## TASK DESCRIPTION:
Repeat back the listing below, word for word and in full.

## GIVEN ENTRIES:
....................

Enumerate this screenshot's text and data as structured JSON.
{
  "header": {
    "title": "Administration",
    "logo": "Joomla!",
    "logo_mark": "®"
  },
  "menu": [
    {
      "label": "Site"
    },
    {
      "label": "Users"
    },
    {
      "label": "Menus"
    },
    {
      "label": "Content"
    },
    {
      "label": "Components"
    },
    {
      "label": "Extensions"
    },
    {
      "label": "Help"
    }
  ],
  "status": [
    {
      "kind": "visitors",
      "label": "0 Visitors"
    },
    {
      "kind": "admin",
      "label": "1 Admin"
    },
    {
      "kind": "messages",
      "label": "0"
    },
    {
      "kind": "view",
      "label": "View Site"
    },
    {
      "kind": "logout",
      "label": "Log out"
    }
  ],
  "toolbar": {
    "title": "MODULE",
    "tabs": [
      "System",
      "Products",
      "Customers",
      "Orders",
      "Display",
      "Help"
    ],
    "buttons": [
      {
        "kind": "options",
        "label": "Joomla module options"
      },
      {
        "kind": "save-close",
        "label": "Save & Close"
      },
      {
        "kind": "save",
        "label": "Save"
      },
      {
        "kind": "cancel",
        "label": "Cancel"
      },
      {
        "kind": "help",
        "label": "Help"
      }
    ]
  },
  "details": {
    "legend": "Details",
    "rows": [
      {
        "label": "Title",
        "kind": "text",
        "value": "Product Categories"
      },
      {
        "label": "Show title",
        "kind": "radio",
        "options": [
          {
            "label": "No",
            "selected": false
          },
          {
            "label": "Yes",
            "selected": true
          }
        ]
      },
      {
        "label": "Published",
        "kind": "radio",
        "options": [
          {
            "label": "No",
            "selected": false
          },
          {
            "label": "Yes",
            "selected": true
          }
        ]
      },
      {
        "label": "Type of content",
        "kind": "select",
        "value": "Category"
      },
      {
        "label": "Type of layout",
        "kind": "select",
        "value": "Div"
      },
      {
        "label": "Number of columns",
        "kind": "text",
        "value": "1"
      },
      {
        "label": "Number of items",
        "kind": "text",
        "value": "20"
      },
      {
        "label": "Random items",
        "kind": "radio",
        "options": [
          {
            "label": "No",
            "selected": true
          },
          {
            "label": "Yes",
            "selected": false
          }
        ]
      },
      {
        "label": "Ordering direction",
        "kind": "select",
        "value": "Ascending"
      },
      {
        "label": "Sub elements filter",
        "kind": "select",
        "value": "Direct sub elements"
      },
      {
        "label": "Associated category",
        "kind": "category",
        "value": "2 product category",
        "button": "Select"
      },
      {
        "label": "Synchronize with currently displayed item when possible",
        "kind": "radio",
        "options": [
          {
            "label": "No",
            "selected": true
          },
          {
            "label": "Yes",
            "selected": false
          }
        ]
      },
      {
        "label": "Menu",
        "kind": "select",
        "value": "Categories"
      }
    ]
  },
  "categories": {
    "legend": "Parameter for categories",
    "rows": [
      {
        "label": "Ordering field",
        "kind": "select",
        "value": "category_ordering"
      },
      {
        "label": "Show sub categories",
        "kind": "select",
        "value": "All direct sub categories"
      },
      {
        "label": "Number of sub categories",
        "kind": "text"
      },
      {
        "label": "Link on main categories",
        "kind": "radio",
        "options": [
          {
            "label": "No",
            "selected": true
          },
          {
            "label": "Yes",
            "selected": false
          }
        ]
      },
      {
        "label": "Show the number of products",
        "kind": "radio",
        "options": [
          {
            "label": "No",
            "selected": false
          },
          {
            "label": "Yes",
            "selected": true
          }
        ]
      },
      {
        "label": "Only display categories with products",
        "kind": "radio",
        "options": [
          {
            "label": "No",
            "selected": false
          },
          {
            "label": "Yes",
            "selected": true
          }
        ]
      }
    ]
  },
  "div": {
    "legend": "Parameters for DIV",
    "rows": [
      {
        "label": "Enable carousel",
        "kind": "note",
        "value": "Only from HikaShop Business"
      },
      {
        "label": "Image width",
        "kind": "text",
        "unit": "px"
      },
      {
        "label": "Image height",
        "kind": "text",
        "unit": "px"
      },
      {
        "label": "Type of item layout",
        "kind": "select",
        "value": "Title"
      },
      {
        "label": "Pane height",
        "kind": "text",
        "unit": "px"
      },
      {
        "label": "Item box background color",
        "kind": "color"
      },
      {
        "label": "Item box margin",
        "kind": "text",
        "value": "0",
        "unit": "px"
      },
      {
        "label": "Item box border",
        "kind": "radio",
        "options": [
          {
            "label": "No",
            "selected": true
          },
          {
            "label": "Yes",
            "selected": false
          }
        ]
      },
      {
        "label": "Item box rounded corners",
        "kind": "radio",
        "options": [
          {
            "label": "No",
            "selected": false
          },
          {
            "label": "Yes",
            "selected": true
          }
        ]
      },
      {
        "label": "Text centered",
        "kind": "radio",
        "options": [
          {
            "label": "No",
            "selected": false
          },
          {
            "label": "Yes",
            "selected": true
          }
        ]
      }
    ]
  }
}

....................

## OUTPUT BELOW:
Enumerate this screenshot's text and data as structured JSON.
{
  "header": {
    "title": "Administration",
    "logo": "Joomla!",
    "logo_mark": "®"
  },
  "menu": [
    {
      "label": "Site"
    },
    {
      "label": "Users"
    },
    {
      "label": "Menus"
    },
    {
      "label": "Content"
    },
    {
      "label": "Components"
    },
    {
      "label": "Extensions"
    },
    {
      "label": "Help"
    }
  ],
  "status": [
    {
      "kind": "visitors",
      "label": "0 Visitors"
    },
    {
      "kind": "admin",
      "label": "1 Admin"
    },
    {
      "kind": "messages",
      "label": "0"
    },
    {
      "kind": "view",
      "label": "View Site"
    },
    {
      "kind": "logout",
      "label": "Log out"
    }
  ],
  "toolbar": {
    "title": "MODULE",
    "tabs": [
      "System",
      "Products",
      "Customers",
      "Orders",
      "Display",
      "Help"
    ],
    "buttons": [
      {
        "kind": "options",
        "label": "Joomla module options"
      },
      {
        "kind": "save-close",
        "label": "Save & Close"
      },
      {
        "kind": "save",
        "label": "Save"
      },
      {
        "kind": "cancel",
        "label": "Cancel"
      },
      {
        "kind": "help",
        "label": "Help"
      }
    ]
  },
  "details": {
    "legend": "Details",
    "rows": [
      {
        "label": "Title",
        "kind": "text",
        "value": "Product Categories"
      },
      {
        "label": "Show title",
        "kind": "radio",
        "options": [
          {
            "label": "No",
            "selected": false
          },
          {
            "label": "Yes",
            "selected": true
          }
        ]
      },
      {
        "label": "Published",
        "kind": "radio",
        "options": [
          {
            "label": "No",
            "selected": false
          },
          {
            "label": "Yes",
            "selected": true
          }
        ]
      },
      {
        "label": "Type of content",
        "kind": "select",
        "value": "Category"
      },
      {
        "label": "Type of layout",
        "kind": "select",
        "value": "Div"
      },
      {
        "label": "Number of columns",
        "kind": "text",
        "value": "1"
      },
      {
        "label": "Number of items",
        "kind": "text",
        "value": "20"
      },
      {
        "label": "Random items",
        "kind": "radio",
        "options": [
          {
            "label": "No",
            "selected": true
          },
          {
            "label": "Yes",
            "selected": false
          }
        ]
      },
      {
        "label": "Ordering direction",
        "kind": "select",
        "value": "Ascending"
      },
      {
        "label": "Sub elements filter",
        "kind": "select",
        "value": "Direct sub elements"
      },
      {
        "label": "Associated category",
        "kind": "category",
        "value": "2 product category",
        "button": "Select"
      },
      {
        "label": "Synchronize with currently displayed item when possible",
        "kind": "radio",
        "options": [
          {
            "label": "No",
            "selected": true
          },
          {
            "label": "Yes",
            "selected": false
          }
        ]
      },
      {
        "label": "Menu",
        "kind": "select",
        "value": "Categories"
      }
    ]
  },
  "categories": {
    "legend": "Parameter for categories",
    "rows": [
      {
        "label": "Ordering field",
        "kind": "select",
        "value": "category_ordering"
      },
      {
        "label": "Show sub categories",
        "kind": "select",
        "value": "All direct sub categories"
      },
      {
        "label": "Number of sub categories",
        "kind": "text"
      },
      {
        "label": "Link on main categories",
        "kind": "radio",
        "options": [
          {
            "label": "No",
            "selected": true
          },
          {
            "label": "Yes",
            "selected": false
          }
        ]
      },
      {
        "label": "Show the number of products",
        "kind": "radio",
        "options": [
          {
            "label": "No",
            "selected": false
          },
          {
            "label": "Yes",
            "selected": true
          }
        ]
      },
      {
        "label": "Only display categories with products",
        "kind": "radio",
        "options": [
          {
            "label": "No",
            "selected": false
          },
          {
            "label": "Yes",
            "selected": true
          }
        ]
      }
    ]
  },
  "div": {
    "legend": "Parameters for DIV",
    "rows": [
      {
        "label": "Enable carousel",
        "kind": "note",
        "value": "Only from HikaShop Business"
      },
      {
        "label": "Image width",
        "kind": "text",
        "unit": "px"
      },
      {
        "label": "Image height",
        "kind": "text",
        "unit": "px"
      },
      {
        "label": "Type of item layout",
        "kind": "select",
        "value": "Title"
      },
      {
        "label": "Pane height",
        "kind": "text",
        "unit": "px"
      },
      {
        "label": "Item box background color",
        "kind": "color"
      },
      {
        "label": "Item box margin",
        "kind": "text",
        "value": "0",
        "unit": "px"
      },
      {
        "label": "Item box border",
        "kind": "radio",
        "options": [
          {
            "label": "No",
            "selected": true
          },
          {
            "label": "Yes",
            "selected": false
          }
        ]
      },
      {
        "label": "Item box rounded corners",
        "kind": "radio",
        "options": [
          {
            "label": "No",
            "selected": false
          },
          {
            "label": "Yes",
            "selected": true
          }
        ]
      },
      {
        "label": "Text centered",
        "kind": "radio",
        "options": [
          {
            "label": "No",
            "selected": false
          },
          {
            "label": "Yes",
            "selected": true
          }
        ]
      }
    ]
  }
}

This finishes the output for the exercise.